(Web page and app entries)
════════════════
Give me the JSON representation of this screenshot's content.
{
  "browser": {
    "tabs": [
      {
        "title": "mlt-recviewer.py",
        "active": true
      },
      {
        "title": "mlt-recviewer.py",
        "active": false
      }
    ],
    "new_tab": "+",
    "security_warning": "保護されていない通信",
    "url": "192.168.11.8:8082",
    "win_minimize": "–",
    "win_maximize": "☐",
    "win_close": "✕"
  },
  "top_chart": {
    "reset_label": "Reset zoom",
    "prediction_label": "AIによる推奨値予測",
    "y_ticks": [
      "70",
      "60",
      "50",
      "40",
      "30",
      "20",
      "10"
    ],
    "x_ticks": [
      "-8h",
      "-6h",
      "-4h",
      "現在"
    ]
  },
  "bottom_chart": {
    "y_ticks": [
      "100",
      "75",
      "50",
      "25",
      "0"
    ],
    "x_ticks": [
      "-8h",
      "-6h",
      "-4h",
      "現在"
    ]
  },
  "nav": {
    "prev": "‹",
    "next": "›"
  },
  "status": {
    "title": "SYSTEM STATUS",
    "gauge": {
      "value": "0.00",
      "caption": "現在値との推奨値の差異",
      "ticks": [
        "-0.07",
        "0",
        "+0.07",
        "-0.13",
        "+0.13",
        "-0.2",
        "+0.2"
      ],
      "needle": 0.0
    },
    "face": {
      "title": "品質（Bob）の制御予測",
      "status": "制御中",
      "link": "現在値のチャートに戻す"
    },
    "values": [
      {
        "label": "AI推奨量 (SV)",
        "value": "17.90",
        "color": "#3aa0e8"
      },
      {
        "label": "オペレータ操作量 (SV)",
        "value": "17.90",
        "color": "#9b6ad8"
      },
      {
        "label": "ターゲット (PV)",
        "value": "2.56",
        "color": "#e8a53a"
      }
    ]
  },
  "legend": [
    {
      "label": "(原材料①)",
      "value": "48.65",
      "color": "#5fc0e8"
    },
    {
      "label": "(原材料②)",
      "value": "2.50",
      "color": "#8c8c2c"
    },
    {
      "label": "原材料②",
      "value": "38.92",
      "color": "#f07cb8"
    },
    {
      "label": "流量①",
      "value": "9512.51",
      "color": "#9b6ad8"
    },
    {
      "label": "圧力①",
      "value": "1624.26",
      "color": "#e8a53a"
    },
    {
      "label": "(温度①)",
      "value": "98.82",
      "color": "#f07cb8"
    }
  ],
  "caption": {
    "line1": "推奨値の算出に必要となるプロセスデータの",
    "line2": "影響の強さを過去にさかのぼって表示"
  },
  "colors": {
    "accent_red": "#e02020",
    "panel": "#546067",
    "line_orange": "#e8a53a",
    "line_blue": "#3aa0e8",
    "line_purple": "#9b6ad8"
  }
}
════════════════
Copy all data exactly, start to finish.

Give me the JSON representation of this screenshot's content.
{
  "browser": {
    "tabs": [
      {
        "title": "mlt-recviewer.py",
        "active": true
      },
      {
        "title": "mlt-recviewer.py",
        "active": false
      }
    ],
    "new_tab": "+",
    "security_warning": "保護されていない通信",
    "url": "192.168.11.8:8082",
    "win_minimize": "–",
    "win_maximize": "☐",
    "win_close": "✕"
  },
  "top_chart": {
    "reset_label": "Reset zoom",
    "prediction_label": "AIによる推奨値予測",
    "y_ticks": [
      "70",
      "60",
      "50",
      "40",
      "30",
      "20",
      "10"
    ],
    "x_ticks": [
      "-8h",
      "-6h",
      "-4h",
      "現在"
    ]
  },
  "bottom_chart": {
    "y_ticks": [
      "100",
      "75",
      "50",
      "25",
      "0"
    ],
    "x_ticks": [
      "-8h",
      "-6h",
      "-4h",
      "現在"
    ]
  },
  "nav": {
    "prev": "‹",
    "next": "›"
  },
  "status": {
    "title": "SYSTEM STATUS",
    "gauge": {
      "value": "0.00",
      "caption": "現在値との推奨値の差異",
      "ticks": [
        "-0.07",
        "0",
        "+0.07",
        "-0.13",
        "+0.13",
        "-0.2",
        "+0.2"
      ],
      "needle": 0.0
    },
    "face": {
      "title": "品質（Bob）の制御予測",
      "status": "制御中",
      "link": "現在値のチャートに戻す"
    },
    "values": [
      {
        "label": "AI推奨量 (SV)",
        "value": "17.90",
        "color": "#3aa0e8"
      },
      {
        "label": "オペレータ操作量 (SV)",
        "value": "17.90",
        "color": "#9b6ad8"
      },
      {
        "label": "ターゲット (PV)",
        "value": "2.56",
        "color": "#e8a53a"
      }
    ]
  },
  "legend": [
    {
      "label": "(原材料①)",
      "value": "48.65",
      "color": "#5fc0e8"
    },
    {
      "label": "(原材料②)",
      "value": "2.50",
      "color": "#8c8c2c"
    },
    {
      "label": "原材料②",
      "value": "38.92",
      "color": "#f07cb8"
    },
    {
      "label": "流量①",
      "value": "9512.51",
      "color": "#9b6ad8"
    },
    {
      "label": "圧力①",
      "value": "1624.26",
      "color": "#e8a53a"
    },
    {
      "label": "(温度①)",
      "value": "98.82",
      "color": "#f07cb8"
    }
  ],
  "caption": {
    "line1": "推奨値の算出に必要となるプロセスデータの",
    "line2": "影響の強さを過去にさかのぼって表示"
  },
  "colors": {
    "accent_red": "#e02020",
    "panel": "#546067",
    "line_orange": "#e8a53a",
    "line_blue": "#3aa0e8",
    "line_purple": "#9b6ad8"
  }
}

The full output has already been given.